The resignation of Uber co-founder and CEO Travis Kalanick this month is the latest black eye for the company. Kalanick was pressured to resign followed by a period of extraordinary turmoil at the company. Kalanick’s take-no-prisoners management style has left in its wake a long line of unhappy stakeholders: regulators, competitors, drivers, customers, some partners and many of the company’s employees.

The problem lies within the company’s damaged corporate culture, one that’s widely regarded as overly aggressive, sexist and insensitive. When new employees join Uber, they are asked to subscribe to 14 core company values that include bold bets and “always hustlin.” Interviews with current and former employees, as well as reviews of internal emails, chat logs and tape-recorded meetings, paint a picture of an often unrestrained workplace culture. As stated in the New York Times, examples include: “An Uber manager groped female co-workers’ breasts at a company retreat in Las Vegas. A director shouted a homophobic slur at a subordinate during a heated confrontation in a meeting. Another manager threatened to beat an underperforming employee’s head in with a baseball bat.” Current and former employees describe Uber as a Hobbesian environment, in which workers are sometimes pitted against one another and where a blind eye is turned where top performers are concerned.

Susan Fowler made the culture known through a published blog about her time at the company. Fowler was an engineer who left Uber in December. She detailed a history of discrimination and sexual harassment/gender discrimination by her managers, which was apparently shrugged off by Uber’s human resources department. Ms. Fowler confirmed that the culture was fostered by the top of the company.

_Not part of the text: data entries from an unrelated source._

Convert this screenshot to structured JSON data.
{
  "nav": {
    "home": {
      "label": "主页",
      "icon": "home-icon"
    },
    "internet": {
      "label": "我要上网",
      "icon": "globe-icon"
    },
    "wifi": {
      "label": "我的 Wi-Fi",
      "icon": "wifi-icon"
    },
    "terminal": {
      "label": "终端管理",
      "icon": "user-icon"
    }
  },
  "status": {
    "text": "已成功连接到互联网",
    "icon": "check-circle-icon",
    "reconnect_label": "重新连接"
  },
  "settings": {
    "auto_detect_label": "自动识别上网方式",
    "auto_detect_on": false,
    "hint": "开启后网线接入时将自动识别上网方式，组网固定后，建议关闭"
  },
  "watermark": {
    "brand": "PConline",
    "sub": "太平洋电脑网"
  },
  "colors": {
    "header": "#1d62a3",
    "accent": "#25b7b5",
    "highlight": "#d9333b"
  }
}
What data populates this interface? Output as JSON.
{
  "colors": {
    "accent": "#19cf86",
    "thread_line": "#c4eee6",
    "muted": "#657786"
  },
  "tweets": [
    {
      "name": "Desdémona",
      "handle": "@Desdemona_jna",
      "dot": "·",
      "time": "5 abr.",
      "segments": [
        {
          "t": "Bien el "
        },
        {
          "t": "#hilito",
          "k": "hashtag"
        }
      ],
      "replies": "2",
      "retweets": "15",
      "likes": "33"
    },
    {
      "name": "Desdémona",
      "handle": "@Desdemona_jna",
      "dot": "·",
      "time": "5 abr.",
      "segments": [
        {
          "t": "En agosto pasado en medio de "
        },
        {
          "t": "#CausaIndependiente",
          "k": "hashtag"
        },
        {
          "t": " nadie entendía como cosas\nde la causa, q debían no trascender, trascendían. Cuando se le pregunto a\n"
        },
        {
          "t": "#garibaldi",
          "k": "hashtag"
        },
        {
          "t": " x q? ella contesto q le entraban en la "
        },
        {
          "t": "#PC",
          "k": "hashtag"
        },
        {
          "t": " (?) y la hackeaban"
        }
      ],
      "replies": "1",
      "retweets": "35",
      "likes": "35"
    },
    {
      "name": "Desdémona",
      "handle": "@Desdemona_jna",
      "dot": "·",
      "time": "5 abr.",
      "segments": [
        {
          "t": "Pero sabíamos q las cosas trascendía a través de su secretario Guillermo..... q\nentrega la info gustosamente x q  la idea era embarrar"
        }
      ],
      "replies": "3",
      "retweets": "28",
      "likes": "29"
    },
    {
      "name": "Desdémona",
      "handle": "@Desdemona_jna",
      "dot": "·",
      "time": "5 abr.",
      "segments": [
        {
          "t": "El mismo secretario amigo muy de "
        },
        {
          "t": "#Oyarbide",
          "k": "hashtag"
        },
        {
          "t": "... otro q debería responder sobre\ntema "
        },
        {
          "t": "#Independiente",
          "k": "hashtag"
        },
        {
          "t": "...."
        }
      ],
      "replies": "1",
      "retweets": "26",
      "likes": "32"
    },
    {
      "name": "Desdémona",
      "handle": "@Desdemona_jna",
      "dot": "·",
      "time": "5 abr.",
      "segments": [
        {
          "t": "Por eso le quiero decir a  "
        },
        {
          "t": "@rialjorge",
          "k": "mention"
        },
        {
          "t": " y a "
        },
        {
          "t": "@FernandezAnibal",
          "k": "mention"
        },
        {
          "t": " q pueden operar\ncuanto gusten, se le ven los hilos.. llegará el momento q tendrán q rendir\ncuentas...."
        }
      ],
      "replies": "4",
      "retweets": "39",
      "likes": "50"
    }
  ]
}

As a result of the social media running rampant on the subject, an internal probe into sexual harassment at the company was initiated. Uber hired outside counsel, Perkin Coie who looked into 215 claims of inappropriate workplace incidents, including everything from bullying to sexual harassment. Uber took no action in 100 instances. Uber has since fired more than 20 employees and Uber CEO Travis Kalanick has since, and not surprisingly, resigned.